What’s in a word? There’s the technical definition, yes, but our experiences and our perceptions can create a certain understanding of particular words that are different from what others may accept. Likewise, new terms are being created regularly and sometimes even become mainstream (“selfie,” anyone?). Given this, one of our biggest challenges with the rapidly expanding sustainability movement, is explaining the terms commonly used to describe sustainability (the “lexicon”) and making those terms accessible and commonplace to all people. Without a common language, we can’t expect to make lasting change in our communities. This is where The Lexicon of Sustainability comes in.
Founded by Douglas Gayeton and Laura Howard-Gayeton, The Lexicon of Sustainability is a “project based on a simple premise: people can’t be expected to live more sustainable lives if they don’t know the most basic terms and principles that define sustainability.” To help explain these terms, Douglas and Laura have traveled across the United States (and are now branching out to other countries) to find thought leaders who can explain and provide examples of the terms of sustainability. The information they gather is turned into “information artworks” and short films (now showing on PBS Food).
Not only does defining the terms of sustainability help make the movement more accessible to a wider range of people, but it also helps us hold onto the authenticity of words. Greenwashing is a tactic used by some companies to hijack the definition of certain terms. Take the word “natural.” It’s a commonly used term, found on all sorts of products, from food to household cleaners. But what does it mean to you? What does it mean to the person sitting next to you? Does it mean organic? Non-GMO? Chemical-free? Synthetics-free? Pastured? Or something completely different? To avoid this sort of dilemma, we can create firm definitions for the words of sustainability, yet still leave room for people to apply their own interpretations and experiences. Pondering questions like these, and the intricacies of how individuals answer them, is the type of activity we find ourselves engaged in every day here at the Co-op. Terms matter, whether we’re discussing new signage or informational brochures amongst staff, or having one-on-one conversations with customers about food choices.
In addition to The Lexicon’s information artworks and short films, Douglas and Laura have also started working with high school students across the country as part of Project Localize.

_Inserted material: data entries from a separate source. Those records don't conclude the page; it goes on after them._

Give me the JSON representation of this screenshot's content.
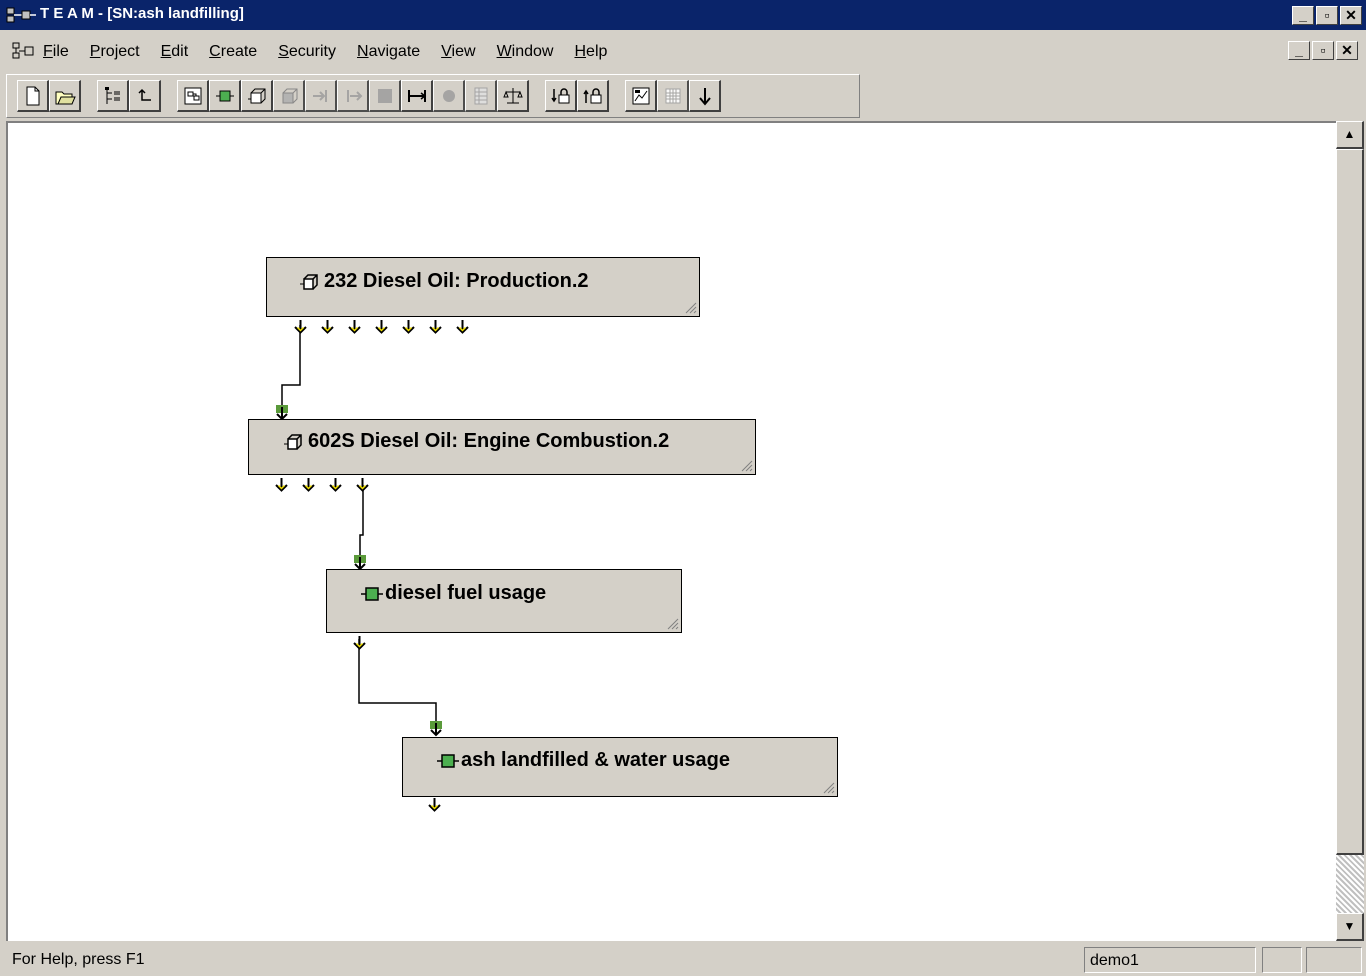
{
  "window": {
    "title": "T E A M - [SN:ash landfilling]"
  },
  "menu": {
    "items": [
      "File",
      "Project",
      "Edit",
      "Create",
      "Security",
      "Navigate",
      "View",
      "Window",
      "Help"
    ]
  },
  "toolbar": {
    "buttons": [
      "new-document-icon",
      "open-folder-icon",
      "tree-view-icon",
      "go-up-icon",
      "module-view-icon",
      "process-icon",
      "stacked-process-icon",
      "stacked-process-disabled-icon",
      "input-flow-icon",
      "output-flow-icon",
      "stop-icon",
      "span-icon",
      "hexagon-icon",
      "table-icon",
      "balance-icon",
      "lock-down-icon",
      "lock-up-icon",
      "report-icon",
      "grid-icon",
      "down-arrow-icon"
    ]
  },
  "diagram": {
    "nodes": [
      {
        "id": "n1",
        "label": "232 Diesel Oil: Production.2",
        "icon": "module-stack-icon"
      },
      {
        "id": "n2",
        "label": "602S Diesel Oil: Engine Combustion.2",
        "icon": "module-stack-icon"
      },
      {
        "id": "n3",
        "label": "diesel fuel usage",
        "icon": "process-block-icon"
      },
      {
        "id": "n4",
        "label": "ash landfilled & water usage",
        "icon": "process-block-icon"
      }
    ],
    "arrow_color": "#f0e000",
    "inlet_color": "#5a9a3a"
  },
  "statusbar": {
    "help_text": "For Help, press F1",
    "user": "demo1"
  }
}
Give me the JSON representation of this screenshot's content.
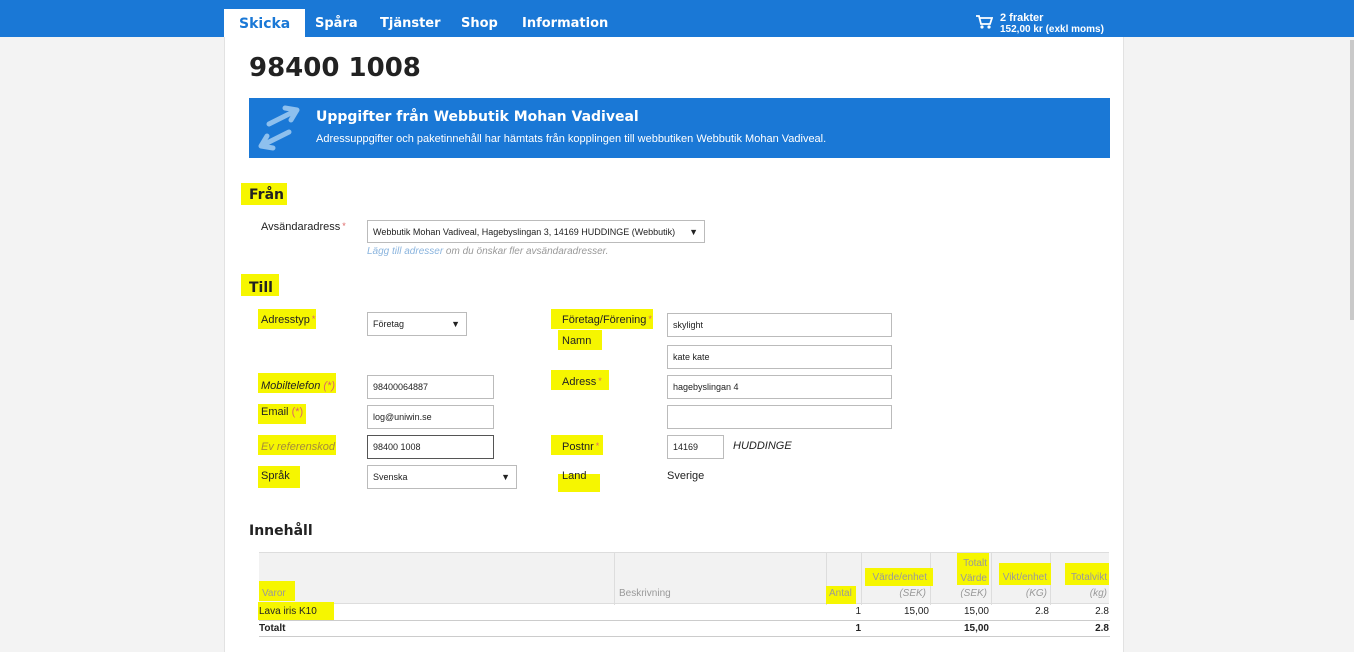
{
  "nav": {
    "tabs": [
      {
        "label": "Skicka",
        "active": true
      },
      {
        "label": "Spåra"
      },
      {
        "label": "Tjänster"
      },
      {
        "label": "Shop"
      },
      {
        "label": "Information"
      }
    ],
    "cart": {
      "icon": "shopping-cart-icon",
      "count": "2 frakter",
      "price": "152,00 kr (exkl moms)"
    }
  },
  "page": {
    "order_id": "98400 1008"
  },
  "banner": {
    "icon": "sync-arrows-icon",
    "title": "Uppgifter från Webbutik Mohan Vadiveal",
    "text": "Adressuppgifter och paketinnehåll har hämtats från kopplingen till webbutiken Webbutik Mohan Vadiveal."
  },
  "from": {
    "title": "Från",
    "sender_label": "Avsändaradress",
    "sender_value": "Webbutik Mohan Vadiveal, Hagebyslingan 3, 14169 HUDDINGE (Webbutik)",
    "hint_link": "Lägg till adresser",
    "hint_text": " om du önskar fler avsändaradresser."
  },
  "to": {
    "title": "Till",
    "address_type_label": "Adresstyp",
    "address_type_value": "Företag",
    "company_label": "Företag/Förening",
    "company_value": "skylight",
    "name_label": "Namn",
    "name_value": "kate kate",
    "mobile_label": "Mobiltelefon",
    "mobile_req": "(*)",
    "mobile_value": "98400064887",
    "address_label": "Adress",
    "address_value": "hagebyslingan 4",
    "address2_value": "",
    "email_label": "Email",
    "email_req": "(*)",
    "email_value": "log@uniwin.se",
    "ref_label": "Ev referenskod",
    "ref_value": "98400 1008",
    "postnr_label": "Postnr",
    "postnr_value": "14169",
    "city_value": "HUDDINGE",
    "language_label": "Språk",
    "language_value": "Svenska",
    "country_label": "Land",
    "country_value": "Sverige"
  },
  "content": {
    "title": "Innehåll",
    "headers": {
      "items": "Varor",
      "description": "Beskrivning",
      "qty": "Antal",
      "unit_value": "Värde/enhet",
      "unit_value_unit": "(SEK)",
      "total_value_1": "Totalt",
      "total_value_2": "Värde",
      "total_value_unit": "(SEK)",
      "unit_weight": "Vikt/enhet",
      "unit_weight_unit": "(KG)",
      "total_weight": "Totalvikt",
      "total_weight_unit": "(kg)"
    },
    "rows": [
      {
        "item": "Lava iris K10",
        "description": "",
        "qty": "1",
        "unit_value": "15,00",
        "total_value": "15,00",
        "unit_weight": "2.8",
        "total_weight": "2.8"
      }
    ],
    "total": {
      "label": "Totalt",
      "qty": "1",
      "total_value": "15,00",
      "total_weight": "2.8"
    }
  },
  "colors": {
    "brand": "#1a78d6",
    "highlight": "#f6f600"
  }
}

Douglas and Laura teach the students how to create information artworks, and then the students go out into their local communities to highlight aspects of sustainable food systems. This project started with a group of students in Ames, IA. The students did such an awesome job that The Lexicon brought the students’ information artworks to Washington, D.C. and hosted public showings of the work for the public, educators, and Congressmen.
Each of Douglas’ and Laura’s short films end with the statement, “Your words can change the world.” By explaining the words of sustainability through the lens of solutions (rather than problems), we can work to change the perceptions of individuals, then businesses, then policy. The decentralized information gathered by The Lexicon make the terms moving targets and easier to protect from greenwashing – terms that are owned and exemplified by sustainability thought leaders, farmers, educators, and people like you throughout the country. By amassing these words and explanations into digestible and attractive artworks, The Lexicon has created an incredibly valuable and accessible resource for spreading the message of sustainability. If you would like to help spread the work of The Lexicon of Sustainability, you can apply to be a curator of their information artworks and host (or help others host) pop-up shows throughout your community. We hear there are a couple hosts around Vermont who are looking for help. Additionally, The Lexicon encourages the spread of their information and videos via social media channels, so feel free to share away. And let us know via Twitter or Facebook which terms are your favorite! Ours is Economies of Community (watch below).